Margit Loudermilk of North Hollywood was walking visitors from Germany through Forest Lawn on Saturday, admiring the view from the Hollywood Hills, when she stopped for water at the cemetery’s Liberty Hall.
“I knew something big was going on,” she said, what with the news vans parked outside, black-clad crowd gathered in the rotunda and guards ringing the hall.
She approached a middle-aged woman near the water cooler and asked what was going on.
It’s a funeral, the woman said. My brother’s. His name is Rodney King.
That’s a name that even the Germans knew. Remi Penhalla remembered the shock he felt 20 years ago, when King’s videotaped beating by police was beamed around the world. “It was terrible watching that,” he said. “It’s something you never forget.”
Now there he was posing for a picture with the sister of an international martyr.

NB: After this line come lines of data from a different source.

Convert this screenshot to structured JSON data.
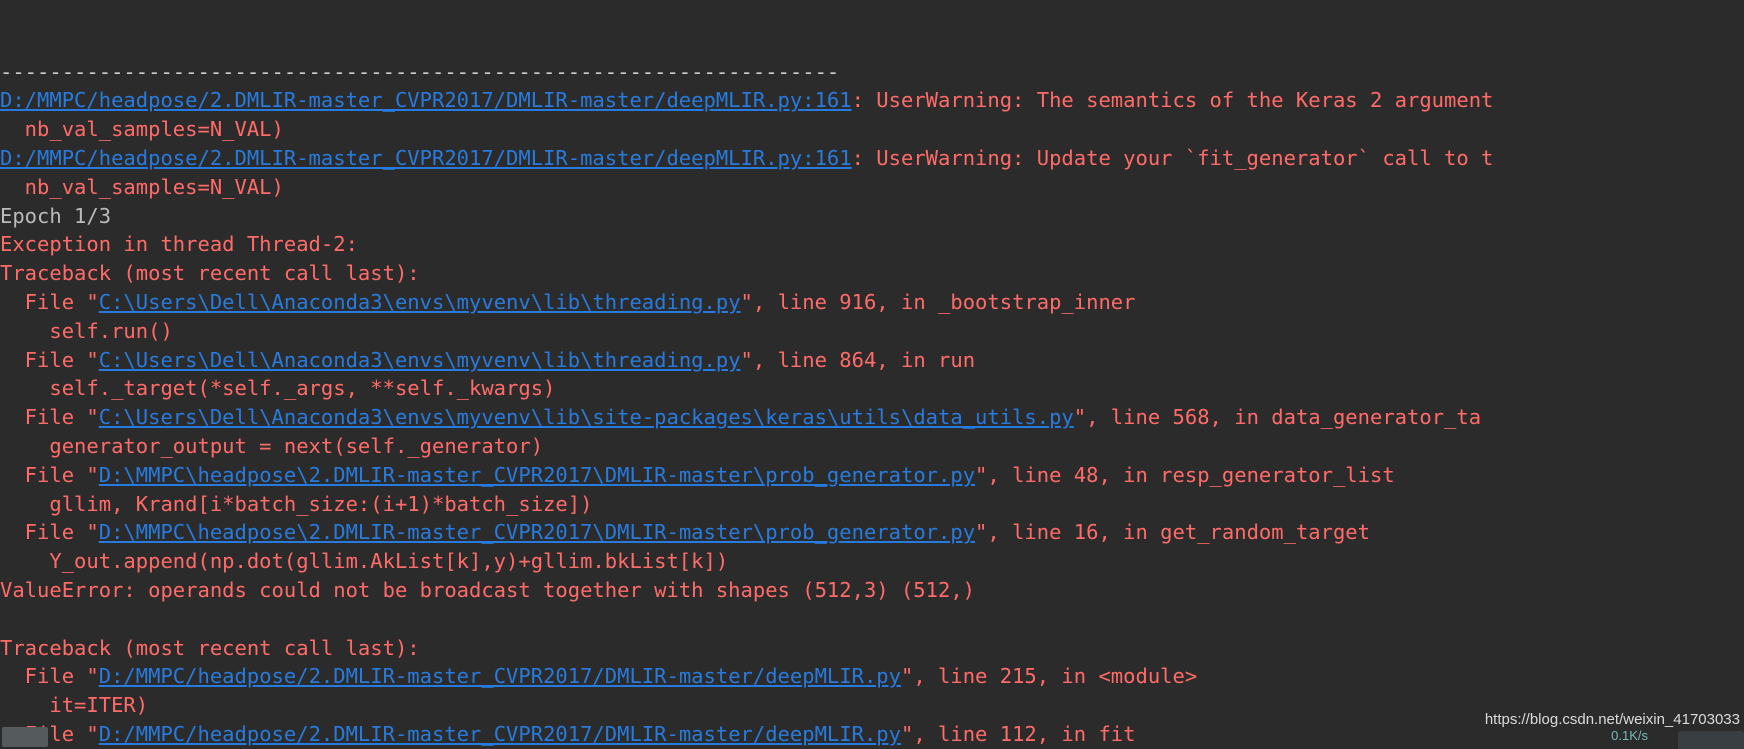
{
  "console": {
    "background_color": "#2b2b2b",
    "error_color": "#ff6b68",
    "link_color": "#287bde",
    "plain_color": "#bbbbbb",
    "lines": [
      {
        "segments": [
          {
            "text": "--------------------------------------------------------------------",
            "style": "dash"
          }
        ]
      },
      {
        "segments": [
          {
            "text": "D:/MMPC/headpose/2.DMLIR-master_CVPR2017/DMLIR-master/deepMLIR.py:161",
            "style": "link"
          },
          {
            "text": ": UserWarning: The semantics of the Keras 2 argument ",
            "style": "err"
          }
        ]
      },
      {
        "segments": [
          {
            "text": "  nb_val_samples=N_VAL)",
            "style": "err"
          }
        ]
      },
      {
        "segments": [
          {
            "text": "D:/MMPC/headpose/2.DMLIR-master_CVPR2017/DMLIR-master/deepMLIR.py:161",
            "style": "link"
          },
          {
            "text": ": UserWarning: Update your `fit_generator` call to t",
            "style": "err"
          }
        ]
      },
      {
        "segments": [
          {
            "text": "  nb_val_samples=N_VAL)",
            "style": "err"
          }
        ]
      },
      {
        "segments": [
          {
            "text": "Epoch 1/3",
            "style": "plain"
          }
        ]
      },
      {
        "segments": [
          {
            "text": "Exception in thread Thread-2:",
            "style": "err"
          }
        ]
      },
      {
        "segments": [
          {
            "text": "Traceback (most recent call last):",
            "style": "err"
          }
        ]
      },
      {
        "segments": [
          {
            "text": "  File \"",
            "style": "err"
          },
          {
            "text": "C:\\Users\\Dell\\Anaconda3\\envs\\myvenv\\lib\\threading.py",
            "style": "link"
          },
          {
            "text": "\", line 916, in _bootstrap_inner",
            "style": "err"
          }
        ]
      },
      {
        "segments": [
          {
            "text": "    self.run()",
            "style": "err"
          }
        ]
      },
      {
        "segments": [
          {
            "text": "  File \"",
            "style": "err"
          },
          {
            "text": "C:\\Users\\Dell\\Anaconda3\\envs\\myvenv\\lib\\threading.py",
            "style": "link"
          },
          {
            "text": "\", line 864, in run",
            "style": "err"
          }
        ]
      },
      {
        "segments": [
          {
            "text": "    self._target(*self._args, **self._kwargs)",
            "style": "err"
          }
        ]
      },
      {
        "segments": [
          {
            "text": "  File \"",
            "style": "err"
          },
          {
            "text": "C:\\Users\\Dell\\Anaconda3\\envs\\myvenv\\lib\\site-packages\\keras\\utils\\data_utils.py",
            "style": "link"
          },
          {
            "text": "\", line 568, in data_generator_ta",
            "style": "err"
          }
        ]
      },
      {
        "segments": [
          {
            "text": "    generator_output = next(self._generator)",
            "style": "err"
          }
        ]
      },
      {
        "segments": [
          {
            "text": "  File \"",
            "style": "err"
          },
          {
            "text": "D:\\MMPC\\headpose\\2.DMLIR-master_CVPR2017\\DMLIR-master\\prob_generator.py",
            "style": "link"
          },
          {
            "text": "\", line 48, in resp_generator_list",
            "style": "err"
          }
        ]
      },
      {
        "segments": [
          {
            "text": "    gllim, Krand[i*batch_size:(i+1)*batch_size])",
            "style": "err"
          }
        ]
      },
      {
        "segments": [
          {
            "text": "  File \"",
            "style": "err"
          },
          {
            "text": "D:\\MMPC\\headpose\\2.DMLIR-master_CVPR2017\\DMLIR-master\\prob_generator.py",
            "style": "link"
          },
          {
            "text": "\", line 16, in get_random_target",
            "style": "err"
          }
        ]
      },
      {
        "segments": [
          {
            "text": "    Y_out.append(np.dot(gllim.AkList[k],y)+gllim.bkList[k])",
            "style": "err"
          }
        ]
      },
      {
        "segments": [
          {
            "text": "ValueError: operands could not be broadcast together with shapes (512,3) (512,)",
            "style": "err"
          }
        ]
      },
      {
        "segments": [
          {
            "text": "",
            "style": "err"
          }
        ]
      },
      {
        "segments": [
          {
            "text": "Traceback (most recent call last):",
            "style": "err"
          }
        ]
      },
      {
        "segments": [
          {
            "text": "  File \"",
            "style": "err"
          },
          {
            "text": "D:/MMPC/headpose/2.DMLIR-master_CVPR2017/DMLIR-master/deepMLIR.py",
            "style": "link"
          },
          {
            "text": "\", line 215, in <module>",
            "style": "err"
          }
        ]
      },
      {
        "segments": [
          {
            "text": "    it=ITER)",
            "style": "err"
          }
        ]
      },
      {
        "segments": [
          {
            "text": "  File \"",
            "style": "err"
          },
          {
            "text": "D:/MMPC/headpose/2.DMLIR-master_CVPR2017/DMLIR-master/deepMLIR.py",
            "style": "link"
          },
          {
            "text": "\", line 112, in fit",
            "style": "err"
          }
        ]
      }
    ]
  },
  "watermark": {
    "url": "https://blog.csdn.net/weixin_41703033",
    "network_speed": "0.1K/s"
  }
}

“We chatted for a while,” Loudermilk told me. “She was very kind. It was so sweet. And so sad.”
The rest of that day — when Rodney King would be remembered and laid to rest — would feel to me much the same way: so sweet and so sad.
Like most everyone else, I was shocked by the news of King’s unexpected death by apparent drowning in his backyard swimming pool.
I’d been on Rodney King overload. For weeks this spring, his image seemed to be everywhere, as Los Angeles marked the 20th anniversary of the riots that grew out of not-guilty verdicts in his beating by police.
Collectively, we’ve rehashed his misfortune, chronicled his missteps or applauded his humility — depending on what article you read, interview you heard or pundit you believed.
He leaves a complicated legacy. So I was grateful for the invitation from lawyer Steve Lerman to join King’s family at his funeral last weekend.
Lerman was King’s first attorney, the man who stood with him before television cameras as King tried to tamp post-verdict rage with his stuttered: “Can we ... can we all get along?”
Lerman helped broker Saturday’s memorial — which morphed, because of family dissension, into two separate funerals for Rodney Glen King:
King’s mother, Odessa, and some of his siblings insisted on something simple and low-key, consistent with their Jehovah’s Witness beliefs. That service lasted barely 20 minutes, with an open casket and brief Scripture readings. King’s mother left for a relative’s home in Altadena when it ended.
King’s daughter, Dene, envisioned a grand public tribute in a 1,200-seat pavilion, one that reflected the family’s affection for the man they called “Glen” and honored the role of “Rodney” in history. That funeral was preceded by a news conference and featured activist Al Sharpton.
The services were both dignified and emotional. But the hours between them were upbeat and down-home.
The gathering served as a family reunion of sorts for the dozens of Coles, Powers, Passmores, Baileys, Dennisons, Wades, Duncans, Watsons and Kings — folks reflecting the roots and branches of one man’s far-flung family tree.
Death tends to kindle our urge to connect. I was hugged more than once by strangers who figured I must be someone’s cousin, ex-wife or sister-in-law.
To them, King’s legacy was not muddy at all. He was a respectful son, a supportive brother, a proud and loving father who died too young.
“He was trying to be a better friend, a better father, a better son,” King’s cousin Charles Powers told the mourners at the public service. “He was trying to do what he should have done.
“He wished he could have done better.”
There is no way to know for certain, but Glen King may have been turning a corner, making peace with Rodney.
King had recently published a memoir and was traveling the country to promote it. That was a milestone for a man who had spent most of his life trying to hide the fact that he’d never learned to read; he was dyslexic.
“He was so proud” of his book, daughter Dene told the crowd. “And I was so proud of him.”
She publicly thanked Dr. Drew Pinsky, who counseled King on his show “Celebrity Rehab” four years ago and stayed in touch with him.
After her father’s dozens of stints in rehab programs, Pinksy’s seemed to take, she said. “He came back from there a different person.” He talked to his daughters more, he stayed in touch with his family. Something had changed in him, Dene said, that allowed them to believe that this time would be different.
King’s failures had never been a secret. He struggled with addiction, had brushes with the law, couldn’t seem to stay out of trouble.
“But I’ve never been ashamed of my father,” Dene said from the stage at his funeral. “I don’t care what the media said. I’ve never been ashamed of you.”
Then we watched a video montage of family photos on the screen behind his casket — photos that wouldn’t mean much to a stranger: high school graduations, family barbecues, a young man cuddling a baby girl, a grinning guy finishing off a pizza surrounded by a bunch of empty Coronas.
His family was saying goodbye to Glen; the rest of us had come to send off Rodney.
I said goodbye at his open casket. His face was frozen in a serious mien, his hands crossed at his waist with authority.
There was Rodney, looking every bit the statesman we always thought we needed him to be.